### [What needs to be done]
Write every record out again exactly as given.

____

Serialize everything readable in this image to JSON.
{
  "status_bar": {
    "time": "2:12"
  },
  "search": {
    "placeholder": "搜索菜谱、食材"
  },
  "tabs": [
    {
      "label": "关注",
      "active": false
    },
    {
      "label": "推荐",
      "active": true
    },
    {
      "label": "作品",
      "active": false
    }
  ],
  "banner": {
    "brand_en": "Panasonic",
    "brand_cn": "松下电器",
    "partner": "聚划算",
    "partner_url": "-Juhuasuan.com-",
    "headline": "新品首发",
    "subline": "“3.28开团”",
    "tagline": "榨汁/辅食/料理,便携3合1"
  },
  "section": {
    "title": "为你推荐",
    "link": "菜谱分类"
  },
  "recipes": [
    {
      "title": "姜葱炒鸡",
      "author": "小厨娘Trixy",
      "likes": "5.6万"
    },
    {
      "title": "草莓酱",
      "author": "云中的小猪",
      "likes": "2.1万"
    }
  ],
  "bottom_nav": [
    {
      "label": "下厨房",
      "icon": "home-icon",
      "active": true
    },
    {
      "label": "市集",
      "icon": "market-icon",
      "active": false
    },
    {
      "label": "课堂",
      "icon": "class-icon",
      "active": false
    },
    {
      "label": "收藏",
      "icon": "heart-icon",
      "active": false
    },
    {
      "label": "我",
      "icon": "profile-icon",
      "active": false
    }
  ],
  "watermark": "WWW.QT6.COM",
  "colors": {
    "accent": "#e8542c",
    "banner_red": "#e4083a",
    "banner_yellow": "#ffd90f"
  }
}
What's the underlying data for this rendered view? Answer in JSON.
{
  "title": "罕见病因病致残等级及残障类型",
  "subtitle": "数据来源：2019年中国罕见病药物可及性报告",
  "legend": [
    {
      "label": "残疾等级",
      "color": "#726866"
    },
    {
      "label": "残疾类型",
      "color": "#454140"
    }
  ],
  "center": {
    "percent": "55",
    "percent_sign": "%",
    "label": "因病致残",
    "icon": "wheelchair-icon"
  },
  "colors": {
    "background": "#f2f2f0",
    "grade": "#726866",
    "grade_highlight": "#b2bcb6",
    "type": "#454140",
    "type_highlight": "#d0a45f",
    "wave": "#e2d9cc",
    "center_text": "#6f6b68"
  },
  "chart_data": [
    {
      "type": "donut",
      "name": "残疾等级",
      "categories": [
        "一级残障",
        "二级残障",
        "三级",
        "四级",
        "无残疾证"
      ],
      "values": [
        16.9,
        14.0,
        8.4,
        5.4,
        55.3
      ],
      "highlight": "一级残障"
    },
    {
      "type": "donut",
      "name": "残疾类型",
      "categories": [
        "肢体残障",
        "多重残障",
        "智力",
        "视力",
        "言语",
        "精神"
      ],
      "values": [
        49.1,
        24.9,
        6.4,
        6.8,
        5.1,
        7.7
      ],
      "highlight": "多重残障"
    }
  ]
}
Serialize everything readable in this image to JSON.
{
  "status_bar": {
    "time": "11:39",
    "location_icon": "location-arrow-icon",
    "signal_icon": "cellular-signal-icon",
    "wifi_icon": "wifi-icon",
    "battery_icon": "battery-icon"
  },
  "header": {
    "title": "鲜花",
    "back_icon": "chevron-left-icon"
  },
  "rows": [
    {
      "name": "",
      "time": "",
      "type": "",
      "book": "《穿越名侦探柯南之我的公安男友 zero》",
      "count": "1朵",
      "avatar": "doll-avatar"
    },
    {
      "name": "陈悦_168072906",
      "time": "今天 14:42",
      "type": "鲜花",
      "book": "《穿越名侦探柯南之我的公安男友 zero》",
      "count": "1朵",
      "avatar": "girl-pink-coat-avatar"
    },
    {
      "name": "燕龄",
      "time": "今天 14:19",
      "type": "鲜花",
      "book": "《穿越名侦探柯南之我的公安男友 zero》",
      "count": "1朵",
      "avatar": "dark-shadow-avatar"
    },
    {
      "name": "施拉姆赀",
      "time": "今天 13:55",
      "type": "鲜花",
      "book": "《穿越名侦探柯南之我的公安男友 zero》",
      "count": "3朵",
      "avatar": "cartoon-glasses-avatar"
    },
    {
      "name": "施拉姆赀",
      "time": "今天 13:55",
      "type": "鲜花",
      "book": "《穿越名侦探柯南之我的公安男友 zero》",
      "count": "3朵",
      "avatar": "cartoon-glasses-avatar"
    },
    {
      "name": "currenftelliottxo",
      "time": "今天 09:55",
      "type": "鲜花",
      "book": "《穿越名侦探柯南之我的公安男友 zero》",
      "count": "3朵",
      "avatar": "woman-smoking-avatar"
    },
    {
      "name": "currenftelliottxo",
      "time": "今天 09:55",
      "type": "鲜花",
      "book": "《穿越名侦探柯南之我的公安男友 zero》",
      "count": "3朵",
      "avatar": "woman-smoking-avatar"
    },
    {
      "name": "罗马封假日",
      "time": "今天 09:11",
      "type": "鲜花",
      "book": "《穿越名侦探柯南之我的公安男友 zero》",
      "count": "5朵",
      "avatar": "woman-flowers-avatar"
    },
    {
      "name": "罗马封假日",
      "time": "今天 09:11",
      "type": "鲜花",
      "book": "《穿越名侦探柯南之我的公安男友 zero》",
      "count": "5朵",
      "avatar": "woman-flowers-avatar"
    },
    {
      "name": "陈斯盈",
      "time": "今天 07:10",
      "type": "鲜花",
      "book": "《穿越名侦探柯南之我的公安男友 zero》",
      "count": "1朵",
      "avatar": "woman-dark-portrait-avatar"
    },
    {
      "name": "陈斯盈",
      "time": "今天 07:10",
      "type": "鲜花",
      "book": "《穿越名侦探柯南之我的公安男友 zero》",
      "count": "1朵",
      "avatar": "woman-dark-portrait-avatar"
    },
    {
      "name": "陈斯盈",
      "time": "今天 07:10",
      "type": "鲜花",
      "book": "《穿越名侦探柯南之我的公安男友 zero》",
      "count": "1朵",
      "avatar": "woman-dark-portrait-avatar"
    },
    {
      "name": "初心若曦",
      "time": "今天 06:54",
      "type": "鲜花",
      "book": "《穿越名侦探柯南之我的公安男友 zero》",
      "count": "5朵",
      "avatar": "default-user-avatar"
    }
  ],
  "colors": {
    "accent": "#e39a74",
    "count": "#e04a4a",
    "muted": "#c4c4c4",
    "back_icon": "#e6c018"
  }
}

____

### [Solution below]
Serialize everything readable in this image to JSON.
{
  "status_bar": {
    "time": "2:12"
  },
  "search": {
    "placeholder": "搜索菜谱、食材"
  },
  "tabs": [
    {
      "label": "关注",
      "active": false
    },
    {
      "label": "推荐",
      "active": true
    },
    {
      "label": "作品",
      "active": false
    }
  ],
  "banner": {
    "brand_en": "Panasonic",
    "brand_cn": "松下电器",
    "partner": "聚划算",
    "partner_url": "-Juhuasuan.com-",
    "headline": "新品首发",
    "subline": "“3.28开团”",
    "tagline": "榨汁/辅食/料理,便携3合1"
  },
  "section": {
    "title": "为你推荐",
    "link": "菜谱分类"
  },
  "recipes": [
    {
      "title": "姜葱炒鸡",
      "author": "小厨娘Trixy",
      "likes": "5.6万"
    },
    {
      "title": "草莓酱",
      "author": "云中的小猪",
      "likes": "2.1万"
    }
  ],
  "bottom_nav": [
    {
      "label": "下厨房",
      "icon": "home-icon",
      "active": true
    },
    {
      "label": "市集",
      "icon": "market-icon",
      "active": false
    },
    {
      "label": "课堂",
      "icon": "class-icon",
      "active": false
    },
    {
      "label": "收藏",
      "icon": "heart-icon",
      "active": false
    },
    {
      "label": "我",
      "icon": "profile-icon",
      "active": false
    }
  ],
  "watermark": "WWW.QT6.COM",
  "colors": {
    "accent": "#e8542c",
    "banner_red": "#e4083a",
    "banner_yellow": "#ffd90f"
  }
}
What's the underlying data for this rendered view? Answer in JSON.
{
  "title": "罕见病因病致残等级及残障类型",
  "subtitle": "数据来源：2019年中国罕见病药物可及性报告",
  "legend": [
    {
      "label": "残疾等级",
      "color": "#726866"
    },
    {
      "label": "残疾类型",
      "color": "#454140"
    }
  ],
  "center": {
    "percent": "55",
    "percent_sign": "%",
    "label": "因病致残",
    "icon": "wheelchair-icon"
  },
  "colors": {
    "background": "#f2f2f0",
    "grade": "#726866",
    "grade_highlight": "#b2bcb6",
    "type": "#454140",
    "type_highlight": "#d0a45f",
    "wave": "#e2d9cc",
    "center_text": "#6f6b68"
  },
  "chart_data": [
    {
      "type": "donut",
      "name": "残疾等级",
      "categories": [
        "一级残障",
        "二级残障",
        "三级",
        "四级",
        "无残疾证"
      ],
      "values": [
        16.9,
        14.0,
        8.4,
        5.4,
        55.3
      ],
      "highlight": "一级残障"
    },
    {
      "type": "donut",
      "name": "残疾类型",
      "categories": [
        "肢体残障",
        "多重残障",
        "智力",
        "视力",
        "言语",
        "精神"
      ],
      "values": [
        49.1,
        24.9,
        6.4,
        6.8,
        5.1,
        7.7
      ],
      "highlight": "多重残障"
    }
  ]
}
Serialize everything readable in this image to JSON.
{
  "status_bar": {
    "time": "11:39",
    "location_icon": "location-arrow-icon",
    "signal_icon": "cellular-signal-icon",
    "wifi_icon": "wifi-icon",
    "battery_icon": "battery-icon"
  },
  "header": {
    "title": "鲜花",
    "back_icon": "chevron-left-icon"
  },
  "rows": [
    {
      "name": "",
      "time": "",
      "type": "",
      "book": "《穿越名侦探柯南之我的公安男友 zero》",
      "count": "1朵",
      "avatar": "doll-avatar"
    },
    {
      "name": "陈悦_168072906",
      "time": "今天 14:42",
      "type": "鲜花",
      "book": "《穿越名侦探柯南之我的公安男友 zero》",
      "count": "1朵",
      "avatar": "girl-pink-coat-avatar"
    },
    {
      "name": "燕龄",
      "time": "今天 14:19",
      "type": "鲜花",
      "book": "《穿越名侦探柯南之我的公安男友 zero》",
      "count": "1朵",
      "avatar": "dark-shadow-avatar"
    },
    {
      "name": "施拉姆赀",
      "time": "今天 13:55",
      "type": "鲜花",
      "book": "《穿越名侦探柯南之我的公安男友 zero》",
      "count": "3朵",
      "avatar": "cartoon-glasses-avatar"
    },
    {
      "name": "施拉姆赀",
      "time": "今天 13:55",
      "type": "鲜花",
      "book": "《穿越名侦探柯南之我的公安男友 zero》",
      "count": "3朵",
      "avatar": "cartoon-glasses-avatar"
    },
    {
      "name": "currenftelliottxo",
      "time": "今天 09:55",
      "type": "鲜花",
      "book": "《穿越名侦探柯南之我的公安男友 zero》",
      "count": "3朵",
      "avatar": "woman-smoking-avatar"
    },
    {
      "name": "currenftelliottxo",
      "time": "今天 09:55",
      "type": "鲜花",
      "book": "《穿越名侦探柯南之我的公安男友 zero》",
      "count": "3朵",
      "avatar": "woman-smoking-avatar"
    },
    {
      "name": "罗马封假日",
      "time": "今天 09:11",
      "type": "鲜花",
      "book": "《穿越名侦探柯南之我的公安男友 zero》",
      "count": "5朵",
      "avatar": "woman-flowers-avatar"
    },
    {
      "name": "罗马封假日",
      "time": "今天 09:11",
      "type": "鲜花",
      "book": "《穿越名侦探柯南之我的公安男友 zero》",
      "count": "5朵",
      "avatar": "woman-flowers-avatar"
    },
    {
      "name": "陈斯盈",
      "time": "今天 07:10",
      "type": "鲜花",
      "book": "《穿越名侦探柯南之我的公安男友 zero》",
      "count": "1朵",
      "avatar": "woman-dark-portrait-avatar"
    },
    {
      "name": "陈斯盈",
      "time": "今天 07:10",
      "type": "鲜花",
      "book": "《穿越名侦探柯南之我的公安男友 zero》",
      "count": "1朵",
      "avatar": "woman-dark-portrait-avatar"
    },
    {
      "name": "陈斯盈",
      "time": "今天 07:10",
      "type": "鲜花",
      "book": "《穿越名侦探柯南之我的公安男友 zero》",
      "count": "1朵",
      "avatar": "woman-dark-portrait-avatar"
    },
    {
      "name": "初心若曦",
      "time": "今天 06:54",
      "type": "鲜花",
      "book": "《穿越名侦探柯南之我的公安男友 zero》",
      "count": "5朵",
      "avatar": "default-user-avatar"
    }
  ],
  "colors": {
    "accent": "#e39a74",
    "count": "#e04a4a",
    "muted": "#c4c4c4",
    "back_icon": "#e6c018"
  }
}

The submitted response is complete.